Confronting Gender Apartheid in Afghanistan through International Law
Since they returned to power in August 2021, the Taliban have erased two decades of progress for women and girls, and are again imposing a regime of gender apartheid in Afghanistan in violation of international law, just as they did in the 1990s. Gender apartheid is a system of governance, based on laws and/or policies, which imposes systematic segregation of women and men, and may also systematically exclude women from public spaces and spheres. Through law and policy, the Taliban are depriving women of the freedom of movement, access to health care, access to justice, the right to participate in government, to work, to education, to freedom of expression, to freedom of assembly, to freedom from violence, and more.
Given this worsening crisis, the gender apartheid approach is increasingly endorsed and used by many Afghan women human rights defenders at the forefront of challenging Taliban practices as the international community fails to offer a robust response.
This panel will serve as a platform for the voices of these Afghan women so that their direct experiences are incorporated into a discussion and analysis of these issues.
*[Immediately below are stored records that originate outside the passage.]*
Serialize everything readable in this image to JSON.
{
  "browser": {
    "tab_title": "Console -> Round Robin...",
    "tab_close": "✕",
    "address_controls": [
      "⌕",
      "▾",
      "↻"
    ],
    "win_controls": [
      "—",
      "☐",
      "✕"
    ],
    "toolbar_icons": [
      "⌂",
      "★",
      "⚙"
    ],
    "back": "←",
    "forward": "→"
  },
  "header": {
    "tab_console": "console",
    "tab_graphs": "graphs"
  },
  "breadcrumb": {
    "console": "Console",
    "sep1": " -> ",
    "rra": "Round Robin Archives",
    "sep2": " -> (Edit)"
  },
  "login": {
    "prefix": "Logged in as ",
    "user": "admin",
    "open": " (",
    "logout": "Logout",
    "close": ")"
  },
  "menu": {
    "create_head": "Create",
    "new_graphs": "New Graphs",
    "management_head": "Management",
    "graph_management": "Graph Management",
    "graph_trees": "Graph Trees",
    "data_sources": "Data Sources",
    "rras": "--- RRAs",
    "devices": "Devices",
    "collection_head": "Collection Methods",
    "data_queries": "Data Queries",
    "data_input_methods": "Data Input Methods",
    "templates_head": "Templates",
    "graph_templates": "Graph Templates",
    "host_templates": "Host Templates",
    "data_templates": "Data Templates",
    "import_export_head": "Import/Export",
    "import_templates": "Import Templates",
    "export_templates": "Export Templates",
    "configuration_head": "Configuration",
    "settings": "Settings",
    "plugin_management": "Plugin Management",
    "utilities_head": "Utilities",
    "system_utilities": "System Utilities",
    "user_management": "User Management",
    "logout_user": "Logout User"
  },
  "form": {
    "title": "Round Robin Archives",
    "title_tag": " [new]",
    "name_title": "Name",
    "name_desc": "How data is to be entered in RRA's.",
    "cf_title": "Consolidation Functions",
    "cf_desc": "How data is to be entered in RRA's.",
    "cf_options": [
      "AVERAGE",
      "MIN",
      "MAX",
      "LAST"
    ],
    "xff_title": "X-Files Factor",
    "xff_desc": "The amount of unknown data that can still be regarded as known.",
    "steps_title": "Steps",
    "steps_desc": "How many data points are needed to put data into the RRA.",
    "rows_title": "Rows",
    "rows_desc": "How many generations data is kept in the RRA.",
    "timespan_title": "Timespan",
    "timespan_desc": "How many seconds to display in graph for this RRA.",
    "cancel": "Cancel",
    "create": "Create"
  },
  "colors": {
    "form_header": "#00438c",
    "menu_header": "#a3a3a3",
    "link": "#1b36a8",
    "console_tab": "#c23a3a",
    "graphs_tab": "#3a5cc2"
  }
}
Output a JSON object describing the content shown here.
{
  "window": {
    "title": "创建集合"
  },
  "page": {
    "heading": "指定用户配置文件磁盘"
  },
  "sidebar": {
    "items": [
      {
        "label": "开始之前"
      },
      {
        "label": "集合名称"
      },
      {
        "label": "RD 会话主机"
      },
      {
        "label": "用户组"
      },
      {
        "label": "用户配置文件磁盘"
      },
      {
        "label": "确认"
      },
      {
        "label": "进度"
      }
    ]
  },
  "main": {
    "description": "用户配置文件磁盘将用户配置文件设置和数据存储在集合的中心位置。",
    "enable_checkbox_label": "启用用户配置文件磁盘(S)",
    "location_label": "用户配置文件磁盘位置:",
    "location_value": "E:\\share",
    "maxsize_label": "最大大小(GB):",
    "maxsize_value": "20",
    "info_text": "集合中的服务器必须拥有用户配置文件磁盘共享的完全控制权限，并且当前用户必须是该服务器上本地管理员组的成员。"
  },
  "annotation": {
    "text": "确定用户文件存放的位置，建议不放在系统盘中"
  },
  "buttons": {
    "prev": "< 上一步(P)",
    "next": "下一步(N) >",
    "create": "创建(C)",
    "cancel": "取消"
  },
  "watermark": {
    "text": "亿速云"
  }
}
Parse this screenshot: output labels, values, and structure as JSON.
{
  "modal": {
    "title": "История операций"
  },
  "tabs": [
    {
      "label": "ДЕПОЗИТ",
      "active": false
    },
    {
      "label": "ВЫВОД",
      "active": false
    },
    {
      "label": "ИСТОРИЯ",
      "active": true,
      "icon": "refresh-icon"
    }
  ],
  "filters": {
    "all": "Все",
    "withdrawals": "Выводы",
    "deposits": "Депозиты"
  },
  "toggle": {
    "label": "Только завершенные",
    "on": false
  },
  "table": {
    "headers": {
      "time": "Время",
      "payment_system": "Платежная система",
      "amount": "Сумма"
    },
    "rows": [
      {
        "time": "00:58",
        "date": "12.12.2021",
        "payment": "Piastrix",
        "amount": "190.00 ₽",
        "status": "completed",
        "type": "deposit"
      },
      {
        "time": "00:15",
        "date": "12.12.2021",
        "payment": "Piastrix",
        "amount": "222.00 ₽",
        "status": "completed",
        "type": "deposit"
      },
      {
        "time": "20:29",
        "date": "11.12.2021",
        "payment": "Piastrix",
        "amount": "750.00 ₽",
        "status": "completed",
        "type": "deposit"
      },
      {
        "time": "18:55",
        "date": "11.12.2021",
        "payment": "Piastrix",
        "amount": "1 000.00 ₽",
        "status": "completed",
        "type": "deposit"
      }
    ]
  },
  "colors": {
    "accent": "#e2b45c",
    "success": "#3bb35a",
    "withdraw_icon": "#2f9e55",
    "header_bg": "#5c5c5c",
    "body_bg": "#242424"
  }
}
- Hannah R. Garry, Clinical Professor of Law, USC Gould School of Law & founding Director, International Human Rights Clinic
- Karima E. Bennoune, Louis M. Simes Professor of Law, University of Michigan Law, former Special Rapporteur for Cultural
- Horia Mosadiq, Director of Safety and Risk Mitigation Organization (SRMO)
- Yalda Royan, Afghan human rights defender and expert on Hazara rights
- Zarqa Yaftali, Executive Director, Women and Children Legal Research Foundation